Even when the average monthly private rent is £2,525 (home.co.uk) a Highbury estate agent warned that local rentals are flying as “a lot of homes are having subsidence work. Even houses that have never had it before.” And the reason? Last year’s long, hot, record-breaking dry summer.
Subsidence doesn’t make you a refugee, but there are many in the UK who can’t get insurance because they live in a flood risk area. Islington is at low risk of flooding, but Islingtonians know first-hand the knock-on trauma of flooding after that burst water main in December 2016.
Each year insurance companies hike their rates and hope for more clement weather. But subsidence figures show climate change is altering the very ground Islington is built on. Strange weather, cracking buildings, ever more displaced people… surely these are good reasons to inspire your family, friends and work colleagues to make reducing your impact on the environment a priority for 2019? Let us know what you are doing.
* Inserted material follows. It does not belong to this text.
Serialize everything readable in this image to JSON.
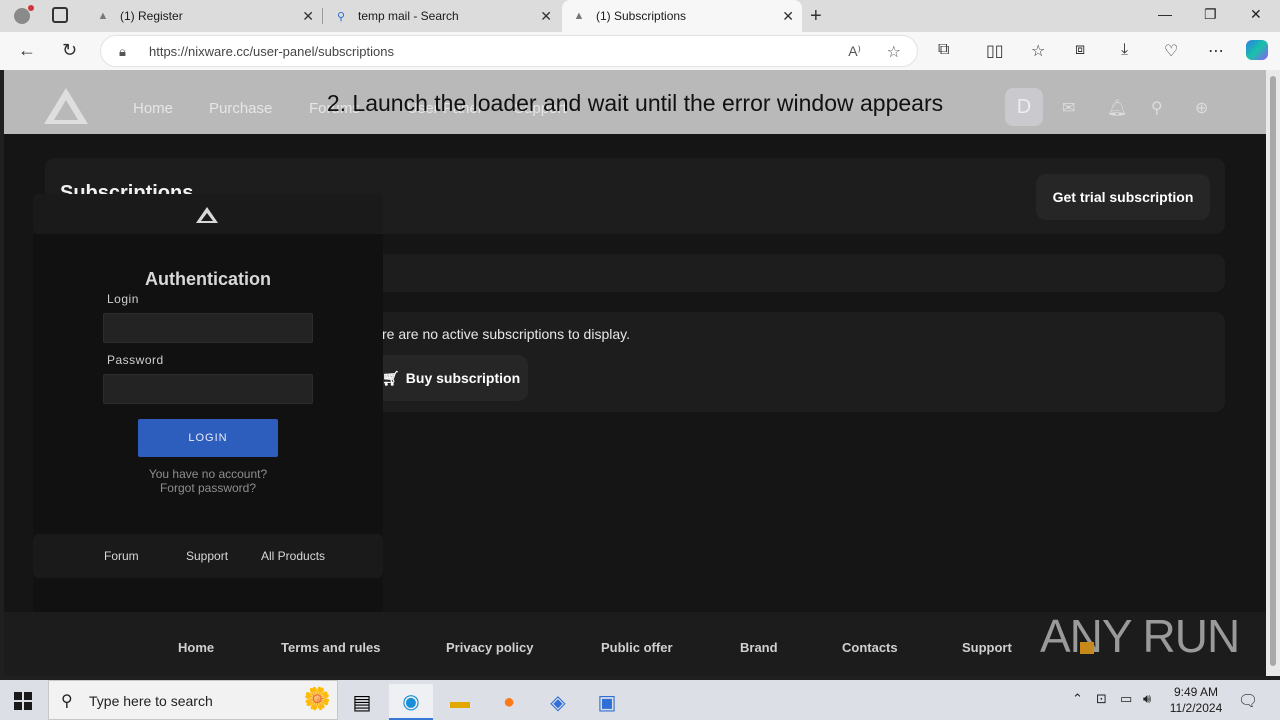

• Help rough sleepers by donating to The Pavement magazine: thepavement.org.uk